Impact of Age on the Ocular Surface Microbiome
Kara M. Cavuoto; Santanu Banerjee; Darlene Miller; Ta C. Chang; Mehdi Tavakoli; Anat Galor
Bascom Palmer Eye Institute
Miami, Florida, USA
Introduction: 16S sequencing is a technique that uses ribosomal DNA with primers and amplification to identify bacteria. This technology enables analysis of bacterial numbers and proportions, even in paucibacterial environments such as the ocular surface. We sought to characterize the ocular surface microbiome (OSM) via 16S sequencing in children and compare with an adult population.
Methods: Prospective, cross-sectional study using 16S sequencing to evaluate the OSM. Comparisons were made in bacterial yield and composition by (1) age and (2) sampling location (periocular skin, eyelid margin, or conjunctiva). 16S sequencing was performed using Illumina MiSeq 250 and analyzed using Qiime. Statistical analysis was performed using a two-sided student’s t-test and Monte Carlo permutations.
Results: 30 patients (15 children [mean 3.7 years], 15 adults [mean 60.4 years]) were sampled. Bacteria were 1.87-fold more abundant in children. Both principal coordinate analysis and unifrac distance analysis showed significant differences in the OSM composition between children and adults (both p=0.001). The periocular skin and eyelid margin OSM were similar to the conjunctiva in children, but all were distinct in adults (p=0.028).

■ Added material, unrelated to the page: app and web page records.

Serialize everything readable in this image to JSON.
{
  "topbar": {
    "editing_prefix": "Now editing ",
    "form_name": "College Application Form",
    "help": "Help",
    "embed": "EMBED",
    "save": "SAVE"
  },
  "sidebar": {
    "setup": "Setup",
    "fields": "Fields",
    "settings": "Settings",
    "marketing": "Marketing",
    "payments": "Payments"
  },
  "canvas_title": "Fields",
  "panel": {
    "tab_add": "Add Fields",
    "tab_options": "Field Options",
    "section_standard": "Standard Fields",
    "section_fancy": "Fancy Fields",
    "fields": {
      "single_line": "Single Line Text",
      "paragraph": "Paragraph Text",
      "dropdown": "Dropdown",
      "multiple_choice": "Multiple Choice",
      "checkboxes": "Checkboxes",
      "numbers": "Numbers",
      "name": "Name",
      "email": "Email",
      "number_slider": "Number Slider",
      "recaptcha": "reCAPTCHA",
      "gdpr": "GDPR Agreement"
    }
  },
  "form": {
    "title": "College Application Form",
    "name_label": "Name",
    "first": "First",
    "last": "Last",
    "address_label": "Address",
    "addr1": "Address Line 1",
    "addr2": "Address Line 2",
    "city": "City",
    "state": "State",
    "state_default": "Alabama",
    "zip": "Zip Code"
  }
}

Discussion: The adult OSM is paucibacterial compared to children, and showed distinct compositional differences between the periocular skin, eyelid margin and conjunctiva. This implies that there is mutual tutoring of the host immune system and the microbial ecosystem with aging.
Conclusion: Age and anatomic location are important distinguishing factors in the composition of the OSM. Future studies can examine the underlying mechanisms for these differences and their impact on ocular surface immunity and metabolism.
References: Not applicable